The Hawaiian islands were formed by volcanic activity initiated at an undersea magma source called the Hawaii hotspot. The process is continuing to build islands; the tectonic plate beneath much of the Pacific Ocean continually moves northwest and the hot spot remains stationary, slowly creating new volcanoes. Because of the hotspot’s location, all currently active land volcanoes are located on the southern half of Hawaii Island. The newest volcano, Loihi Seamount, is located south of the coast of Hawaii Island.

Hawaii’s diverse natural scenery, warm tropical climate, abundance of public beaches, oceanic surroundings, and active volcanoes make it a popular destination for tourists, surfers, biologists, and volcanologists. Because of its central location in the Pacific and 19th-century labor migration, Hawaii’s culture is strongly influenced by North American and Asian cultures, in addition to its indigenous Hawaiian culture. Hawaii has over a million permanent residents, along with many visitors and U.S. military personnel. Its capital is Honolulu on the island of Oahu.

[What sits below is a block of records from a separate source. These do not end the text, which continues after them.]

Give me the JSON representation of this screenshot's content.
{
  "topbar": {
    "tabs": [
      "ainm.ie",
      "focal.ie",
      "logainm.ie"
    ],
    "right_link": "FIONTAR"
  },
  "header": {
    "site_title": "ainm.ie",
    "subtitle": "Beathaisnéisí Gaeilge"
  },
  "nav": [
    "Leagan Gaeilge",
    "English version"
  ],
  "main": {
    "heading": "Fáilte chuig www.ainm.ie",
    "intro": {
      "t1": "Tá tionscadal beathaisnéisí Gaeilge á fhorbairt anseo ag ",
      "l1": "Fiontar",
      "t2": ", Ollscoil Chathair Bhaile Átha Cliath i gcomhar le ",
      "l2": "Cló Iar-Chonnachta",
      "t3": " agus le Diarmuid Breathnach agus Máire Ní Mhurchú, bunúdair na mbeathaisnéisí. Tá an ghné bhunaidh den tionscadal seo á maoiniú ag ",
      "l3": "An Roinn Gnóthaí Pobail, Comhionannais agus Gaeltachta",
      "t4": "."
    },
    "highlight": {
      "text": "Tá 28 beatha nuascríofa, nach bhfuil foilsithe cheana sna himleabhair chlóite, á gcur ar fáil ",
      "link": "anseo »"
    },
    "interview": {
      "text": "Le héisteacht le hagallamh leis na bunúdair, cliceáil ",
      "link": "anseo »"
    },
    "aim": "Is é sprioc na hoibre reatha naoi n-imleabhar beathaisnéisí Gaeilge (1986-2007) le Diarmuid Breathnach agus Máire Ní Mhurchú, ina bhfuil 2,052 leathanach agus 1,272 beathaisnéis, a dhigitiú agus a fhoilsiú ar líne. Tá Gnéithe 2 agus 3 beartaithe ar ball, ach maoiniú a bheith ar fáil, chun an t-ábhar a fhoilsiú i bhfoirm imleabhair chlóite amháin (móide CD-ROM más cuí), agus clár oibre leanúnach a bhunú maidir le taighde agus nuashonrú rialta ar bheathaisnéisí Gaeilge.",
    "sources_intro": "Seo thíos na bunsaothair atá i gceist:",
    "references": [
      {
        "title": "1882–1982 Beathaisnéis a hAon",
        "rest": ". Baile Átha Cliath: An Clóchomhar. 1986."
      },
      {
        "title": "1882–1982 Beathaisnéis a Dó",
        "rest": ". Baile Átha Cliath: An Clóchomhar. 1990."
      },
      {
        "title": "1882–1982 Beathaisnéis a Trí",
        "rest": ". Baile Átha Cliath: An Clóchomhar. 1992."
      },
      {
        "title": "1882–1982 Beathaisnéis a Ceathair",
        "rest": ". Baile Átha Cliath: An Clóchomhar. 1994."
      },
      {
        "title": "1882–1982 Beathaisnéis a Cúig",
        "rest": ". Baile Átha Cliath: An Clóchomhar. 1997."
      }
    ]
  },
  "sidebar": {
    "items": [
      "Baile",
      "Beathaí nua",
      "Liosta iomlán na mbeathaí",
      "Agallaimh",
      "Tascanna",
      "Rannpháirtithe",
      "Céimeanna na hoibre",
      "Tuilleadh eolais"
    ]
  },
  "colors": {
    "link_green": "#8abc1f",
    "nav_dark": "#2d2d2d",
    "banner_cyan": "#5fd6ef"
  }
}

Hawaii is the 8th-smallest and the 11th-least populous, but the 13th-most densely populated of the fifty U.S. states. It is the only state with an Asian plurality. The state’s coastline is about 750 miles long, the fourth longest in the U.S. after the coastlines of Alaska, Florida, and California.